#### EXERCISE DESCRIPTION:
Report how many lines in the records below contain the word "OpenLaszlo". Nothing else belongs in the answer.

#### RECORDS TO USE:
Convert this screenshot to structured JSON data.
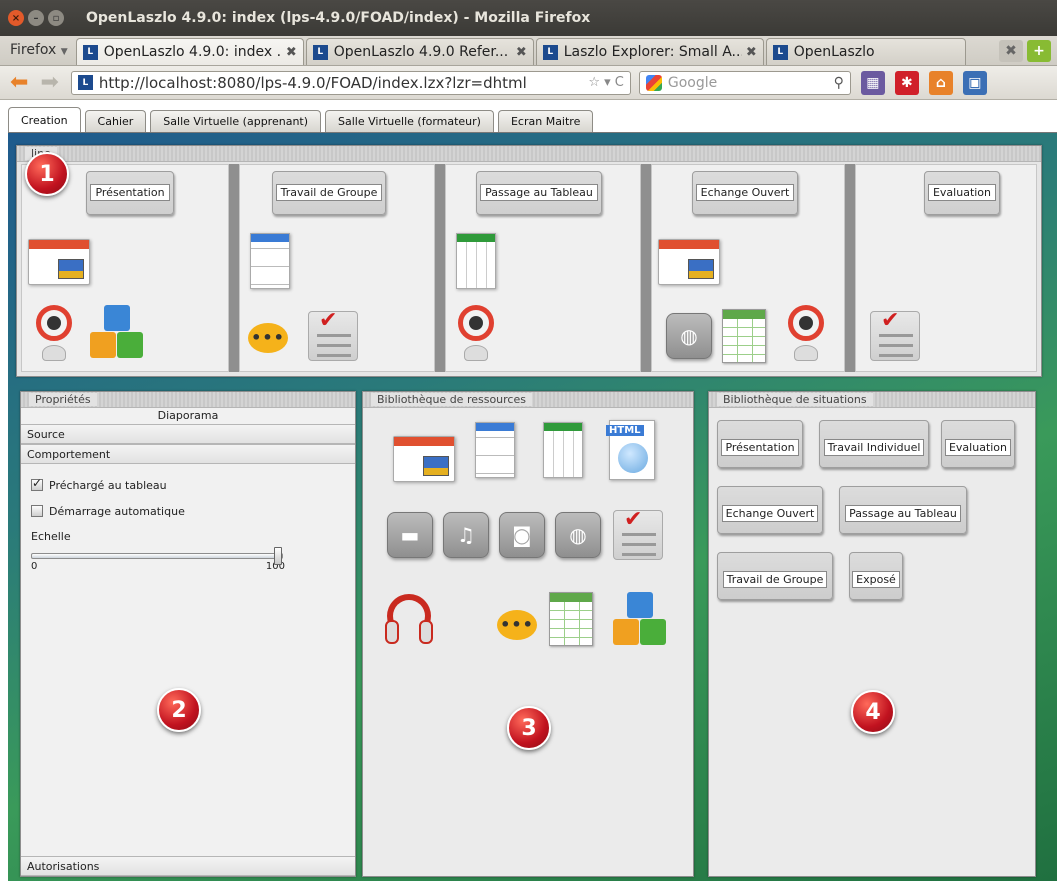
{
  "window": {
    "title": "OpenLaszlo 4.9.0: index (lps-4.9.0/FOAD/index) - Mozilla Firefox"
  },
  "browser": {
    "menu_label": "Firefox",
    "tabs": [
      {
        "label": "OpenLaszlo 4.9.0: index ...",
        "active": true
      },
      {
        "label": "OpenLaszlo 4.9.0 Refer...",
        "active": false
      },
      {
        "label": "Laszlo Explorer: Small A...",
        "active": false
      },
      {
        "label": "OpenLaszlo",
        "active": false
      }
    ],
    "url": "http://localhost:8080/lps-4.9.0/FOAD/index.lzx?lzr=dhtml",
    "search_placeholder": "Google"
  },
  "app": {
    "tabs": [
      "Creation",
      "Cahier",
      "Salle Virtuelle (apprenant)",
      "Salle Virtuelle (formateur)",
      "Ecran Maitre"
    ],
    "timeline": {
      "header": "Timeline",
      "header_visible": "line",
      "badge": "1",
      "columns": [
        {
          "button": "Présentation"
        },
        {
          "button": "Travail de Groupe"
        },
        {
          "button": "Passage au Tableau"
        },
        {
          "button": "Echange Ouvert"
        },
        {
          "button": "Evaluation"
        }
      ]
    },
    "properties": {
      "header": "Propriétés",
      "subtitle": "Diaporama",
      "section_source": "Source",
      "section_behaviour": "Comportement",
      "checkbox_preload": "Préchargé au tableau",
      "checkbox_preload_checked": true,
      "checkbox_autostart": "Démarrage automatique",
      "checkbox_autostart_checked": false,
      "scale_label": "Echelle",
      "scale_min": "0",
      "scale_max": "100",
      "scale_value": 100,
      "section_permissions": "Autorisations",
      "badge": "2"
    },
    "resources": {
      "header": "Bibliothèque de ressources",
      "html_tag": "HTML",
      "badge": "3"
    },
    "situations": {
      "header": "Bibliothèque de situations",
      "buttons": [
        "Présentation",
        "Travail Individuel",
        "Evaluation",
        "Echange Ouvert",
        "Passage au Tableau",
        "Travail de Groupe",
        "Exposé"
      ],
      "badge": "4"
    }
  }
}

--

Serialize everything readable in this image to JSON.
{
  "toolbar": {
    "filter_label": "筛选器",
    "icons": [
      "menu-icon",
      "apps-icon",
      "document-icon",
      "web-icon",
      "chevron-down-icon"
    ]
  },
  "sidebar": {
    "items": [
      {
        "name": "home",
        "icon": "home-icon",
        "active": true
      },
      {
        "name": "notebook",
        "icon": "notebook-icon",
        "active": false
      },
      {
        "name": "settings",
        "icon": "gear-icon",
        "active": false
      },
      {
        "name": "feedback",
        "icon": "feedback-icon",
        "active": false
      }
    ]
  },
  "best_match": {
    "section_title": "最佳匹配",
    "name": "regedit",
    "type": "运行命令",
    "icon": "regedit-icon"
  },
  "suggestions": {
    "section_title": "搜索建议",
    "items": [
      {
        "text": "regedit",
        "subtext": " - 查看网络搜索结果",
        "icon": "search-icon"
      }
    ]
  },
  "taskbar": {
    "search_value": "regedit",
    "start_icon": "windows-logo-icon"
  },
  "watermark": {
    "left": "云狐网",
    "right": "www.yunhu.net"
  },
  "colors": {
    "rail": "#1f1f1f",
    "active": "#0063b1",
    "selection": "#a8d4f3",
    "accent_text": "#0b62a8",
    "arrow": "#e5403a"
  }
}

#### SOLVED PROBLEM:
4